Continuing south on the trail you will pas through a railroad tunnel and across several railroad bridges as you ride along the New River.

In Ivanhoe you can see some cool industrial artifacts, including the Allis Chalmers Co. turbine looking thing in the picture below.

I think this turbine came out of the hydro-electric plant at Buck Dam, which is a liitle farther down the trail. Past the Buck Dam you will see Byllesby Dam, with an even larger hydro electric plant. This one, seen in the picture below, appears to be operational.

Two and a half miles past Byllesby Dam you reach a fork in the trail, at Fries Junction. If you bear to the left, across the bridge in the picture below, you will go to Galax. On this trip I took the trail to the right and rode on to Fries (pronounced freeze, as the lady in the convenience store corrected me). It is 5.5 miles from Fries Junction to Fries.

At Fries I found the only store along the ride.This was at the Blue Cat on the New (bluecat). This was a oasis on the trail, convenience store with full grill. Has a really cool deck overlooking the New River. I bought some oatmeal cream pies and mountain dew here and ate it on the deck, watching the folks tubing the river scramble to their cars as the thunderstorm approached.

I finished my snack and got back on my bike and peddled back to Foster Falls. The first 18 miles back was in a severe thunderstorm. Every few miles there is some sort of shelter where I would stop and catch my breath. The last 6 miles were fairly peaceful.

If you get a chance to ride the New River Trail I strongly encourage you to do so.

Rails to Trails

One of my passions is cycling on Rails to Trails. These are old railroad beds that are converted to trails. They are often suitable for cycling, hiking or riding horses.

Riding on Rails to Trails has several unique advantages:

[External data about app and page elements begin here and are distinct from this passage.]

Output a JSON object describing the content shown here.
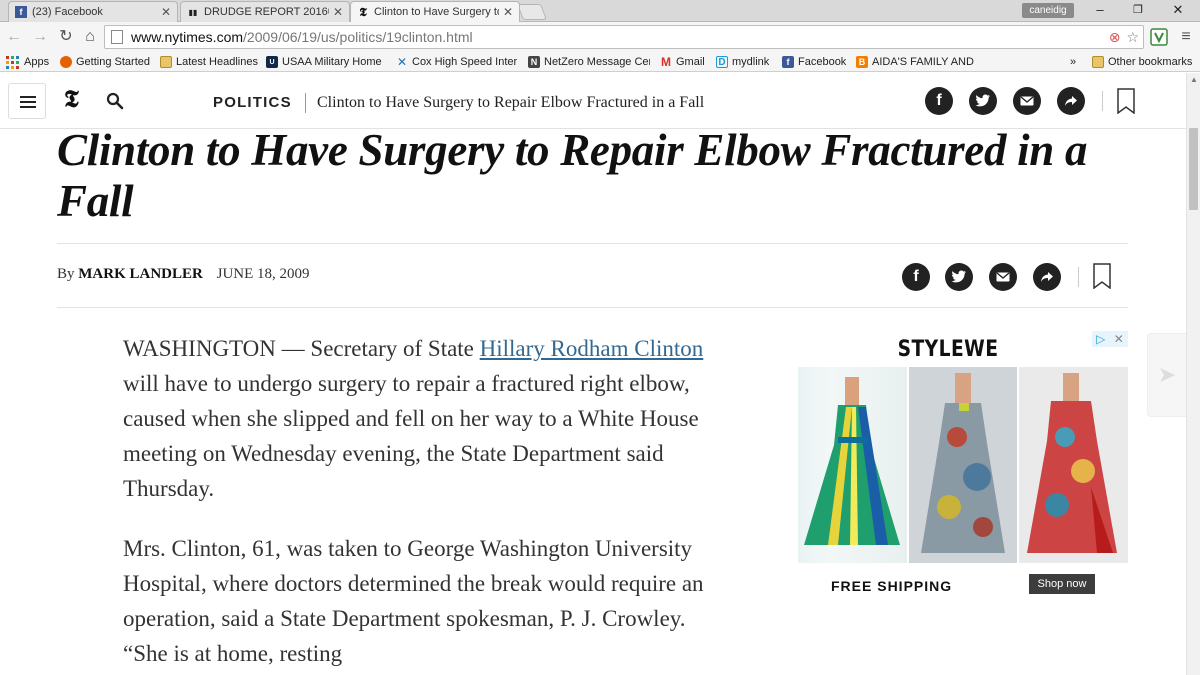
{
  "browser": {
    "tabs": [
      {
        "label": "(23) Facebook",
        "icon": "facebook-icon",
        "active": false
      },
      {
        "label": "DRUDGE REPORT 2016®",
        "icon": "drudge-icon",
        "active": false
      },
      {
        "label": "Clinton to Have Surgery to",
        "icon": "nyt-icon",
        "active": true
      }
    ],
    "profile_name": "caneidig",
    "url_host": "www.nytimes.com",
    "url_path": "/2009/06/19/us/politics/19clinton.html",
    "bookmarks": [
      {
        "label": "Apps",
        "icon": "apps-grid-icon"
      },
      {
        "label": "Getting Started",
        "icon": "firefox-icon"
      },
      {
        "label": "Latest Headlines",
        "icon": "folder-icon"
      },
      {
        "label": "USAA Military Home",
        "icon": "usaa-icon"
      },
      {
        "label": "Cox High Speed Inter",
        "icon": "cox-icon"
      },
      {
        "label": "NetZero Message Cer",
        "icon": "netzero-icon"
      },
      {
        "label": "Gmail",
        "icon": "gmail-icon"
      },
      {
        "label": "mydlink",
        "icon": "dlink-icon"
      },
      {
        "label": "Facebook",
        "icon": "facebook-icon"
      },
      {
        "label": "AIDA'S FAMILY AND F",
        "icon": "blogger-icon"
      }
    ],
    "overflow_chevron": "»",
    "other_bookmarks": "Other bookmarks"
  },
  "nyt": {
    "section": "POLITICS",
    "short_title": "Clinton to Have Surgery to Repair Elbow Fractured in a Fall",
    "headline": "Clinton to Have Surgery to Repair Elbow Fractured in a Fall",
    "byline_prefix": "By",
    "author": "MARK LANDLER",
    "date": "JUNE 18, 2009",
    "paragraph1_before_link": "WASHINGTON — Secretary of State ",
    "paragraph1_link": "Hillary Rodham Clinton",
    "paragraph1_after_link": " will have to undergo surgery to repair a fractured right elbow, caused when she slipped and fell on her way to a White House meeting on Wednesday evening, the State Department said Thursday.",
    "paragraph2": "Mrs. Clinton, 61, was taken to George Washington University Hospital, where doctors determined the break would require an operation, said a State Department spokesman, P. J. Crowley. “She is at home, resting"
  },
  "ad": {
    "brand": "STYLEWE",
    "shipping": "FREE SHIPPING",
    "cta": "Shop now"
  },
  "colors": {
    "link": "#326891",
    "facebook": "#3b5998",
    "gmail": "#d93025",
    "blogger": "#f57d00"
  }
}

  • Riders don't need to compete with cars and trucks like you do when riding on the road.
  • No grueling hills. The old trains preferred gradual inclines/declines to steep hills. When they built the tracks they blasted the mountains to get the grade they wanted, which was slow steady incline or decline.
  • Interesting environments. The train tracks went through small towns, ran along the backside of power plants and industrial plant, cut across rivers and through mountains. On most of the rail trails I have ridden you can find remnants of our industrial past. Old coal hoppers, derricks, smoke stacks can often be seen along side the tracks. I find all this stuff interesting and often stop at these old sites to eat a snack or drink some water and try to figure out what used to be there.
To find out where you can find rail trails in your areas, go to I often visit this site before I travel to an area to see if I can sneak in a ride while traveling for business or with the family.

To help protect and expand our nations network of rail trails join the Rails to Trails Conservancy, They are a great organization with a mission that includes preserving the old rail cooridors as well as helping our nation become healthier by promoting trails as a means to excercise and a healthier lifestyle.